## What is required
The response should consist of the records, reproduced exactly.

※ ※ ※

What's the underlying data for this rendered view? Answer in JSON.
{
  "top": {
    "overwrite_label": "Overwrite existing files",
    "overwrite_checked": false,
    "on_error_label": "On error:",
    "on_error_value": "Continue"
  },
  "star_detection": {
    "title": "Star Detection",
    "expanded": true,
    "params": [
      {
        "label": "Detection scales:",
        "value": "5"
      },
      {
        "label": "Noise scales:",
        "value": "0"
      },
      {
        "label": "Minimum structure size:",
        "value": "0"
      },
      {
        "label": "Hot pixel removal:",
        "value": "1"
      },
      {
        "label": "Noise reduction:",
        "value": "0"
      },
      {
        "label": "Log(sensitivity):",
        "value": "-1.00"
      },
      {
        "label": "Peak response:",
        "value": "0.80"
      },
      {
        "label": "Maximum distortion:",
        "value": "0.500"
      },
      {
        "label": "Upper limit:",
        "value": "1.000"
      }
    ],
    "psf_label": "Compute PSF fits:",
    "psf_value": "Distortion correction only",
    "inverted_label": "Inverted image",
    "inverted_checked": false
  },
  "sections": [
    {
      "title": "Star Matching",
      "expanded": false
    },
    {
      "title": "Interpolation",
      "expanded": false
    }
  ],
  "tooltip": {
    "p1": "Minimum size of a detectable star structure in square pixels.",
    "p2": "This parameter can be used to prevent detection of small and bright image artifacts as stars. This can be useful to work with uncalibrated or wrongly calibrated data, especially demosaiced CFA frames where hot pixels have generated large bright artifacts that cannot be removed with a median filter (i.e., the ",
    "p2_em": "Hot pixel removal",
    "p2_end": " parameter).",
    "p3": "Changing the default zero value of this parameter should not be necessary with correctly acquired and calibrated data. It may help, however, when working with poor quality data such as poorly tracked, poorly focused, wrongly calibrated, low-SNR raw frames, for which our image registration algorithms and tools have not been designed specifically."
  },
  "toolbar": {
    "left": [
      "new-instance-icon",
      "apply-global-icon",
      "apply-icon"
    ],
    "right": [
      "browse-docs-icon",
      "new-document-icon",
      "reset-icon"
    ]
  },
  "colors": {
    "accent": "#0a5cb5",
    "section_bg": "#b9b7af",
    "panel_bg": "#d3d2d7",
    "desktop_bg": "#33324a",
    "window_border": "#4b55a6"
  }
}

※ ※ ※

## Solution for this problem
What's the underlying data for this rendered view? Answer in JSON.
{
  "top": {
    "overwrite_label": "Overwrite existing files",
    "overwrite_checked": false,
    "on_error_label": "On error:",
    "on_error_value": "Continue"
  },
  "star_detection": {
    "title": "Star Detection",
    "expanded": true,
    "params": [
      {
        "label": "Detection scales:",
        "value": "5"
      },
      {
        "label": "Noise scales:",
        "value": "0"
      },
      {
        "label": "Minimum structure size:",
        "value": "0"
      },
      {
        "label": "Hot pixel removal:",
        "value": "1"
      },
      {
        "label": "Noise reduction:",
        "value": "0"
      },
      {
        "label": "Log(sensitivity):",
        "value": "-1.00"
      },
      {
        "label": "Peak response:",
        "value": "0.80"
      },
      {
        "label": "Maximum distortion:",
        "value": "0.500"
      },
      {
        "label": "Upper limit:",
        "value": "1.000"
      }
    ],
    "psf_label": "Compute PSF fits:",
    "psf_value": "Distortion correction only",
    "inverted_label": "Inverted image",
    "inverted_checked": false
  },
  "sections": [
    {
      "title": "Star Matching",
      "expanded": false
    },
    {
      "title": "Interpolation",
      "expanded": false
    }
  ],
  "tooltip": {
    "p1": "Minimum size of a detectable star structure in square pixels.",
    "p2": "This parameter can be used to prevent detection of small and bright image artifacts as stars. This can be useful to work with uncalibrated or wrongly calibrated data, especially demosaiced CFA frames where hot pixels have generated large bright artifacts that cannot be removed with a median filter (i.e., the ",
    "p2_em": "Hot pixel removal",
    "p2_end": " parameter).",
    "p3": "Changing the default zero value of this parameter should not be necessary with correctly acquired and calibrated data. It may help, however, when working with poor quality data such as poorly tracked, poorly focused, wrongly calibrated, low-SNR raw frames, for which our image registration algorithms and tools have not been designed specifically."
  },
  "toolbar": {
    "left": [
      "new-instance-icon",
      "apply-global-icon",
      "apply-icon"
    ],
    "right": [
      "browse-docs-icon",
      "new-document-icon",
      "reset-icon"
    ]
  },
  "colors": {
    "accent": "#0a5cb5",
    "section_bg": "#b9b7af",
    "panel_bg": "#d3d2d7",
    "desktop_bg": "#33324a",
    "window_border": "#4b55a6"
  }
}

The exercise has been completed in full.